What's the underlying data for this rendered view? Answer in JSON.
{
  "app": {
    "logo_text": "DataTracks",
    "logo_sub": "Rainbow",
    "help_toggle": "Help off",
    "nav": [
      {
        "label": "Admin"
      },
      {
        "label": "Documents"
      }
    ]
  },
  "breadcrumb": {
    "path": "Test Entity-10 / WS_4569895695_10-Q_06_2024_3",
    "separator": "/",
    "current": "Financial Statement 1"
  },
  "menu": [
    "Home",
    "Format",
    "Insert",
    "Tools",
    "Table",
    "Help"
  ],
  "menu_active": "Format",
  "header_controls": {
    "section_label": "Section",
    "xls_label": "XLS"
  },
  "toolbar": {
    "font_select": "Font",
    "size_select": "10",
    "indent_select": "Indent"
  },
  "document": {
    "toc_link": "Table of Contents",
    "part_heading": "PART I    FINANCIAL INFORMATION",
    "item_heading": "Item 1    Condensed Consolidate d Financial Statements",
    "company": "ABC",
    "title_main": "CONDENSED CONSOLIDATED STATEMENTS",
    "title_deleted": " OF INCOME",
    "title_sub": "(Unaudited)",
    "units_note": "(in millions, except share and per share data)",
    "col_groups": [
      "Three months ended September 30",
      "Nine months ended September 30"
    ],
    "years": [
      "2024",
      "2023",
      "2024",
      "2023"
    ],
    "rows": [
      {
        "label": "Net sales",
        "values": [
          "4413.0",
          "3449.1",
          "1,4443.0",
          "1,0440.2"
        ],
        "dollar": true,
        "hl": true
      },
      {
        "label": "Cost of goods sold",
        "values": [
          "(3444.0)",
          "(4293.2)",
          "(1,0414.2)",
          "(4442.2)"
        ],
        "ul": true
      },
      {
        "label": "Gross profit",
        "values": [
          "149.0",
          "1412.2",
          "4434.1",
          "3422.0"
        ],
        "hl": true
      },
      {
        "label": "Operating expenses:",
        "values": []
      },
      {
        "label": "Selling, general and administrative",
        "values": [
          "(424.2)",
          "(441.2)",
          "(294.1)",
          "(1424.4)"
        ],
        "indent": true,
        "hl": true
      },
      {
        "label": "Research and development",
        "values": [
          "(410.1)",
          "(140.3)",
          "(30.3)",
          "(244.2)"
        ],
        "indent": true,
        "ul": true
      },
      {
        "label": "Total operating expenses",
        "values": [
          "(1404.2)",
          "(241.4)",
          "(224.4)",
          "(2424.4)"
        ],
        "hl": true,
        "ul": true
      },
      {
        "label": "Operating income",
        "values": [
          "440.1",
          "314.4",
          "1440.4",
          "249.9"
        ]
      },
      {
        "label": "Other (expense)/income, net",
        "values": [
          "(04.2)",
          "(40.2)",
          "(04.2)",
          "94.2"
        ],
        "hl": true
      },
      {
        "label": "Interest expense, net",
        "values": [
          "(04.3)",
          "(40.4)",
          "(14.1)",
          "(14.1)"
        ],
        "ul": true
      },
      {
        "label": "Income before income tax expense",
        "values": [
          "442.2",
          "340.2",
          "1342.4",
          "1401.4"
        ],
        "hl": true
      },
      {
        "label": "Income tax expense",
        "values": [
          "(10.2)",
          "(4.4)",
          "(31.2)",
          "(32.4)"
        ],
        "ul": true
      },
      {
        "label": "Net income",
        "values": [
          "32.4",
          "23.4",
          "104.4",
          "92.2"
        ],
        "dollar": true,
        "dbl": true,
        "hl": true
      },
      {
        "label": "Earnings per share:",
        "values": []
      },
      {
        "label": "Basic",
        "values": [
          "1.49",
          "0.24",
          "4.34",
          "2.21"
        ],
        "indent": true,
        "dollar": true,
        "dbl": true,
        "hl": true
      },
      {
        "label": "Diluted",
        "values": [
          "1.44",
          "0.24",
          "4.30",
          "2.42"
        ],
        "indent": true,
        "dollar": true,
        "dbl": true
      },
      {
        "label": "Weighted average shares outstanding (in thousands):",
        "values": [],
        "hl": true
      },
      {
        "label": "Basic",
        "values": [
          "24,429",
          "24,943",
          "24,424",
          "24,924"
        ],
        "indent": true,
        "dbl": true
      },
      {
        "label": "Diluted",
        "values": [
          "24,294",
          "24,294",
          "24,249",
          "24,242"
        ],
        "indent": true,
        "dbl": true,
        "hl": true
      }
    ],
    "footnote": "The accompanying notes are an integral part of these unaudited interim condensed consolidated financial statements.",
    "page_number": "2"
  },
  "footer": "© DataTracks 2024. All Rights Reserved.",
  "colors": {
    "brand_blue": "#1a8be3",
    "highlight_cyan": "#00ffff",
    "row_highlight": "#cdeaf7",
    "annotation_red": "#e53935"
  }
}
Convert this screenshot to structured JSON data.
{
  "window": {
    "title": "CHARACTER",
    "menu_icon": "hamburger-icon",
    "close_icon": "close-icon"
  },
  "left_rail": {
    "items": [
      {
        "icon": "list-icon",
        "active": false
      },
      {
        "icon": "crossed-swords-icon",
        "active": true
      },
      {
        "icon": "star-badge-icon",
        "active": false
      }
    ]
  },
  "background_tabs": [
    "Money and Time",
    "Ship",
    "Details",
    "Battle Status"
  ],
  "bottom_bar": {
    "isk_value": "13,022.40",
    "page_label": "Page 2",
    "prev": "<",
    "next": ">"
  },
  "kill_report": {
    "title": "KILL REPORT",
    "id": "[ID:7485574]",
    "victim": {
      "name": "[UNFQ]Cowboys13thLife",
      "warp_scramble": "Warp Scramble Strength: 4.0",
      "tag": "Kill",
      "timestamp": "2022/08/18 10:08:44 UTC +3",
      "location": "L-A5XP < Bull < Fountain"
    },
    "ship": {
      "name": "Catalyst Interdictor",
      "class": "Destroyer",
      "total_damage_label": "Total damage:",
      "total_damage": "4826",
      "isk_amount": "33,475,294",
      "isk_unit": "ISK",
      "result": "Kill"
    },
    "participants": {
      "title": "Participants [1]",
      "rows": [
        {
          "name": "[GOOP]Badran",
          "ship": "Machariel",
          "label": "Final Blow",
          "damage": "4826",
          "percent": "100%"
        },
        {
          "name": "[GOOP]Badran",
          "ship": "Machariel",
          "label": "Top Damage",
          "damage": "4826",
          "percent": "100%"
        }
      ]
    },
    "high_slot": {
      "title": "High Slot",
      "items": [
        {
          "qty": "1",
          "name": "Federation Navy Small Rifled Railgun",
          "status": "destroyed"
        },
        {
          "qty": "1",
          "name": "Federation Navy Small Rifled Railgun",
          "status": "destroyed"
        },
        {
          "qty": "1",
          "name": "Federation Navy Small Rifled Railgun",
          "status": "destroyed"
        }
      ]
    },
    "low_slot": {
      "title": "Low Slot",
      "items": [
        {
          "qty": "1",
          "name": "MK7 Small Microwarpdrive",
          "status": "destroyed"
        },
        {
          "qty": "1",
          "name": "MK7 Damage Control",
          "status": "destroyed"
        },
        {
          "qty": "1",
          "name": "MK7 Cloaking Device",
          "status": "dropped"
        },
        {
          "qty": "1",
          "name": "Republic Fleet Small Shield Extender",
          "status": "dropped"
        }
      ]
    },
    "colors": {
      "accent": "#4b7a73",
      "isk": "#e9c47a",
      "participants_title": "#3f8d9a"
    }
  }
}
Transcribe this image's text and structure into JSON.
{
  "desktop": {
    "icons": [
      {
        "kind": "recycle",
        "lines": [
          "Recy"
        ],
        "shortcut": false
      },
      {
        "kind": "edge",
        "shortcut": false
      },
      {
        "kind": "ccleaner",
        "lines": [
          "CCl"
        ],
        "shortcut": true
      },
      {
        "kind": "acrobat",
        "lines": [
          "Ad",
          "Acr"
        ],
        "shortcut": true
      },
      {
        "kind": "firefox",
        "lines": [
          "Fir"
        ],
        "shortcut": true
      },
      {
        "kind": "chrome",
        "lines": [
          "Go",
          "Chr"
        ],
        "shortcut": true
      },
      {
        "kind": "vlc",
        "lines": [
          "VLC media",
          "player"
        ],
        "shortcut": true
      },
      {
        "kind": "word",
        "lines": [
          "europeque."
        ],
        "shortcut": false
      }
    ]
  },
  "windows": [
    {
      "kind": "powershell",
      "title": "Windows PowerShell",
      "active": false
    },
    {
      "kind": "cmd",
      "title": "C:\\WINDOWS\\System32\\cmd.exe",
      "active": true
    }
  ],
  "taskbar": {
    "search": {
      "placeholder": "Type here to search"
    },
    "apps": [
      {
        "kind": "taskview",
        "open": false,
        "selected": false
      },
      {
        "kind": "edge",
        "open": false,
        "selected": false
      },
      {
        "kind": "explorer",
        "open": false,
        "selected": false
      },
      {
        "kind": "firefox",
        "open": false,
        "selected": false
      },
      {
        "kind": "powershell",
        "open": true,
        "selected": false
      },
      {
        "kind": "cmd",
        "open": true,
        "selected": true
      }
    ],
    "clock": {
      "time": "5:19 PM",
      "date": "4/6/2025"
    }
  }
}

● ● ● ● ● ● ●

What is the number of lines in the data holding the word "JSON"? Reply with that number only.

3